Images are to be left out when the records below are printed word for word.
::::
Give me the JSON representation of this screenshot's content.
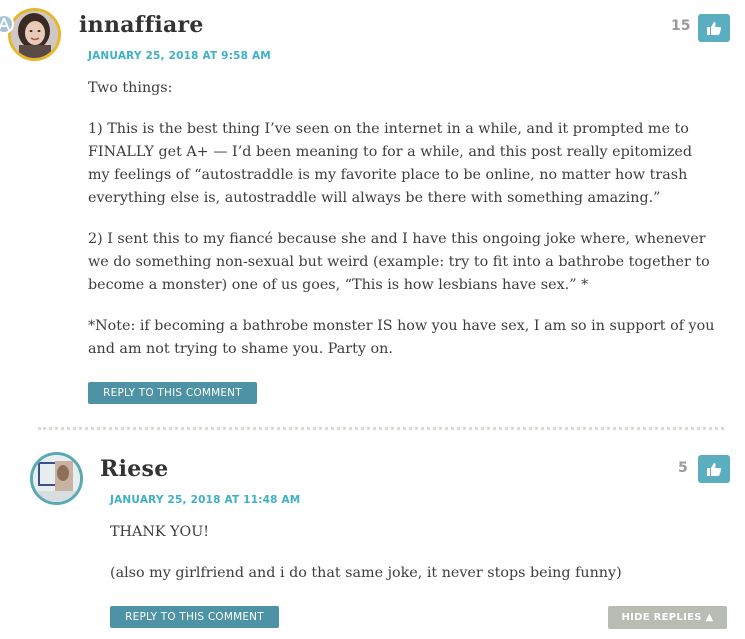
{
  "comments": [
    {
      "author": "innaffiare",
      "date": "JANUARY 25, 2018 AT 9:58 AM",
      "likes": "15",
      "paragraphs": {
        "p0": "Two things:",
        "p1": "1) This is the best thing I’ve seen on the internet in a while, and it prompted me to FINALLY get A+ — I’d been meaning to for a while, and this post really epitomized my feelings of “autostraddle is my favorite place to be online, no matter how trash everything else is, autostraddle will always be there with something amazing.”",
        "p2": "2) I sent this to my fiancé because she and I have this ongoing joke where, whenever we do something non-sexual but weird (example: try to fit into a bathrobe together to become a monster) one of us goes, “This is how lesbians have sex.” *",
        "p3": "*Note: if becoming a bathrobe monster IS how you have sex, I am so in support of you and am not trying to shame you. Party on."
      },
      "reply_label": "REPLY TO THIS COMMENT",
      "avatar_icon": "user-avatar-photo",
      "badge_icon": "a-plus-member-badge-icon",
      "avatar_border_color": "#e7b62f"
    },
    {
      "author": "Riese",
      "date": "JANUARY 25, 2018 AT 11:48 AM",
      "likes": "5",
      "paragraphs": {
        "p0": "THANK YOU!",
        "p1": "(also my girlfriend and i do that same joke, it never stops being funny)"
      },
      "reply_label": "REPLY TO THIS COMMENT",
      "avatar_icon": "user-avatar-photo",
      "avatar_border_color": "#5aa9b5"
    }
  ],
  "hide_replies_label": "HIDE REPLIES ▲",
  "like_icon": "thumbs-up-icon",
  "colors": {
    "accent": "#3eb0c6",
    "like_button": "#5badc0",
    "reply_button": "#4e93a5",
    "hide_button": "#b7bdb3"
  }
}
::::
**ANSWER TO THIS EXERCISE**
Give me the JSON representation of this screenshot's content.
{
  "comments": [
    {
      "author": "innaffiare",
      "date": "JANUARY 25, 2018 AT 9:58 AM",
      "likes": "15",
      "paragraphs": {
        "p0": "Two things:",
        "p1": "1) This is the best thing I’ve seen on the internet in a while, and it prompted me to FINALLY get A+ — I’d been meaning to for a while, and this post really epitomized my feelings of “autostraddle is my favorite place to be online, no matter how trash everything else is, autostraddle will always be there with something amazing.”",
        "p2": "2) I sent this to my fiancé because she and I have this ongoing joke where, whenever we do something non-sexual but weird (example: try to fit into a bathrobe together to become a monster) one of us goes, “This is how lesbians have sex.” *",
        "p3": "*Note: if becoming a bathrobe monster IS how you have sex, I am so in support of you and am not trying to shame you. Party on."
      },
      "reply_label": "REPLY TO THIS COMMENT",
      "avatar_icon": "user-avatar-photo",
      "badge_icon": "a-plus-member-badge-icon",
      "avatar_border_color": "#e7b62f"
    },
    {
      "author": "Riese",
      "date": "JANUARY 25, 2018 AT 11:48 AM",
      "likes": "5",
      "paragraphs": {
        "p0": "THANK YOU!",
        "p1": "(also my girlfriend and i do that same joke, it never stops being funny)"
      },
      "reply_label": "REPLY TO THIS COMMENT",
      "avatar_icon": "user-avatar-photo",
      "avatar_border_color": "#5aa9b5"
    }
  ],
  "hide_replies_label": "HIDE REPLIES ▲",
  "like_icon": "thumbs-up-icon",
  "colors": {
    "accent": "#3eb0c6",
    "like_button": "#5badc0",
    "reply_button": "#4e93a5",
    "hide_button": "#b7bdb3"
  }
}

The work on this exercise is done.